Pitt’s student-athletes are getting a free head start, but instead of racing toward a trophy, they’re filling up classroom seats.
According to an email from academic counselors within the athletic department, Pitt’s senior administrators have signed off on early class registration for athletes so they can avoid scheduling classes that conflict with practice and game times. There is no written policy in place yet, and at least one academic counselor for Pitt’s varsity athletes instructed recipients of the email to “be indifferent” when discussing the new rule. The change, according to Executive Vice Provost David Dejong, is supposed to accommodate “students who have large demands on their time for official University purposes.”
To review, that means the University instituted an ambiguous, unofficial policy about which most students should be ignorant. The only defined qualification is being a varsity student athlete, but we’re assured that other students, too, including those with disabilities — will be able to reap the benefits.
Other students may be granted, on a case-by-case basis, the opportunity to register early, according to Juan Manfredi, the vice provost for undergraduate studies. But the University has never explicitly made that clear, nor has it laid out any sort of official template for the type of obligation that would make someone eligible for early registration.
The needs of Pitt athletics are rising above the interests of other students at Pitt, and there’s no good reason for it.
Many students have demanding schedules like Pitt’s athletes do. We attend classes and have jobs and internships to structure our schedules around. Yes, these student-athletes work hard to balance travel schedules and course loads. Getting into a course that fits their lifestyle is obviously important to their success. But it’s just as important to the success of every other student on this campus.
What about students with work-study plans? They’re employed in jobs that generally benefit the University in some way, and those jobs occupy a significant amount of their time. Do they fit the standard to get to register early? What about members of Pitt’s Student Government Board or the Blue and Gold Society? Are teaching assistants or students who do research entitled to course selection benefits?
Athletes already receive scholarships worth thousands of dollars. Apparently, they need enrollment preferences, too, and they are supposed to silently shrug if someone asks them why.
Manfredi said in an email that every school in the ACC except Pitt and Boston College allow early registration for student-athletes. The defense seems to be that since our athletic competitors offer the benefit, we are lagging behind by not doing so. But all that means is that these other schools also boost athletes above their peers. That doesn’t make it ethical or even necessary.

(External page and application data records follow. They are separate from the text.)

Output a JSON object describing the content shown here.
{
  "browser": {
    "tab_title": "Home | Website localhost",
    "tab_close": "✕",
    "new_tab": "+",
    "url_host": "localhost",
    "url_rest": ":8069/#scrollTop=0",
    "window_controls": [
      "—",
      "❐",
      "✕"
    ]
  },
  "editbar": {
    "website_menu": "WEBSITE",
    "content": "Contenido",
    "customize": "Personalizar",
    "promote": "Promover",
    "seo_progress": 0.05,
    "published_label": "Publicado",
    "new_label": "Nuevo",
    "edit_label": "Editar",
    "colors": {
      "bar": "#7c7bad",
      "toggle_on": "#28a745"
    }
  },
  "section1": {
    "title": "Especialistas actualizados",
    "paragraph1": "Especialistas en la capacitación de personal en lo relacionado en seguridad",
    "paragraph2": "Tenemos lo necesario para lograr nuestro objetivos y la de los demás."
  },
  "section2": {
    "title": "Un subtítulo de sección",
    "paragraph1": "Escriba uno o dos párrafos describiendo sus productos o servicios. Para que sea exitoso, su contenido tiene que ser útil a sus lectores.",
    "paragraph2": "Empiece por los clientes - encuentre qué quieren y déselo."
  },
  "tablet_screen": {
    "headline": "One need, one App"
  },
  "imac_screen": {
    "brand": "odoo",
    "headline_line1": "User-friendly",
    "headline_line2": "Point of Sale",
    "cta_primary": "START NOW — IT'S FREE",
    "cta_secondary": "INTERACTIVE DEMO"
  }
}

A prospect probably will not turn down a Pitt offer because they have to enroll at the same time as everyone else. And current athletes will still likely graduate on time even though they have to register for classes alongside their peers.

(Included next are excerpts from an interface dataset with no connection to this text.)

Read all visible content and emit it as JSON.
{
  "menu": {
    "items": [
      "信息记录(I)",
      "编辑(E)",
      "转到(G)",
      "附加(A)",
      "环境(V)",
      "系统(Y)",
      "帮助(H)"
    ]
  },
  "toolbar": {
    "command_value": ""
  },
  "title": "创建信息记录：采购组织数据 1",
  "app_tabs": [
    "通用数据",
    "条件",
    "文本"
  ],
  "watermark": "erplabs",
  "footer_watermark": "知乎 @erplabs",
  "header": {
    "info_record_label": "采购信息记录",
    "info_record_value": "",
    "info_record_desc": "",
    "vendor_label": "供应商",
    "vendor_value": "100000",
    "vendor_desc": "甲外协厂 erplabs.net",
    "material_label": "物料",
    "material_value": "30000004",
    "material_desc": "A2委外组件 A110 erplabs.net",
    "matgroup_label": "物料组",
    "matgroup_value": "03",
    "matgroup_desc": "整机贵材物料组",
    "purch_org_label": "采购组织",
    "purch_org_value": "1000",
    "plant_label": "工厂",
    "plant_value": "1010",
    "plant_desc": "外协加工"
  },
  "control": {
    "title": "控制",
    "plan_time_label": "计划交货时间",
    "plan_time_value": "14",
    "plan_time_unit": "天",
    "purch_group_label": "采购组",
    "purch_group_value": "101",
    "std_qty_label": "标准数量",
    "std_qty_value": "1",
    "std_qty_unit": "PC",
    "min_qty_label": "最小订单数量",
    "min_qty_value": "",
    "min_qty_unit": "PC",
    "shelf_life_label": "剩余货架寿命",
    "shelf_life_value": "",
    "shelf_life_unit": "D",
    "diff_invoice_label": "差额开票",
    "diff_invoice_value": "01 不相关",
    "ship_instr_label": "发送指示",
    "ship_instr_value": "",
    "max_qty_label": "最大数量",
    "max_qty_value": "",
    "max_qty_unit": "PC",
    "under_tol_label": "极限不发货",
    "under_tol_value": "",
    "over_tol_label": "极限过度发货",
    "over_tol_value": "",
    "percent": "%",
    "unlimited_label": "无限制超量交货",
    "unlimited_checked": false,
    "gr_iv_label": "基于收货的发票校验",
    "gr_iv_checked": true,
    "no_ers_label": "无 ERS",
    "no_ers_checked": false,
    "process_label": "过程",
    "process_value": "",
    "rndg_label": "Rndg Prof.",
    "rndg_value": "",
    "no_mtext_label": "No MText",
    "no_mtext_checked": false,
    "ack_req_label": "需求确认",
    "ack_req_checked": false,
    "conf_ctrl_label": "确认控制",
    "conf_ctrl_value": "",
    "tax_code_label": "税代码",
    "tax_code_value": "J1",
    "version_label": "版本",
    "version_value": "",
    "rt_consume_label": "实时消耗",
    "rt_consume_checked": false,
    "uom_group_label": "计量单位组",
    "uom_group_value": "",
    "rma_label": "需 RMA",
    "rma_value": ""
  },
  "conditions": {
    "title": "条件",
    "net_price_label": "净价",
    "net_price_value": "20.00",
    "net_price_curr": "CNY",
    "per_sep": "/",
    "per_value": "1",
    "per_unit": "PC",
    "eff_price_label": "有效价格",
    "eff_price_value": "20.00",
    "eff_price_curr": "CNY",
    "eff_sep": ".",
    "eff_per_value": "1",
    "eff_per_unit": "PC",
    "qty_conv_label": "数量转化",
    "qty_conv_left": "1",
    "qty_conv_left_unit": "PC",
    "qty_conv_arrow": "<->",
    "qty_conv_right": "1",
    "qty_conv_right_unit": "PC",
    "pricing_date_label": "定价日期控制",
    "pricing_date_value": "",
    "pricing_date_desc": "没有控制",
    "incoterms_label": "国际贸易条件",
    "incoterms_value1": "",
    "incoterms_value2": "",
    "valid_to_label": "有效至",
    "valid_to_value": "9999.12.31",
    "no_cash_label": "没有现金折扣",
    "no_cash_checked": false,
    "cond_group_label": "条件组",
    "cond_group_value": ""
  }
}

Realistically, this rule will have a limited effect on the ability of regular students to find the classes they need — varsity student-athletes only consist of 2 to 3 percent of the student body. The problem is that this new policy confirms Pitt’s priorities. Athletics have always had a firm position at the top.
The University claims the benefits will extend to others, including those with disabilities, so our request is pretty clear: prove it. Until you can, play favorites in the open or not at all.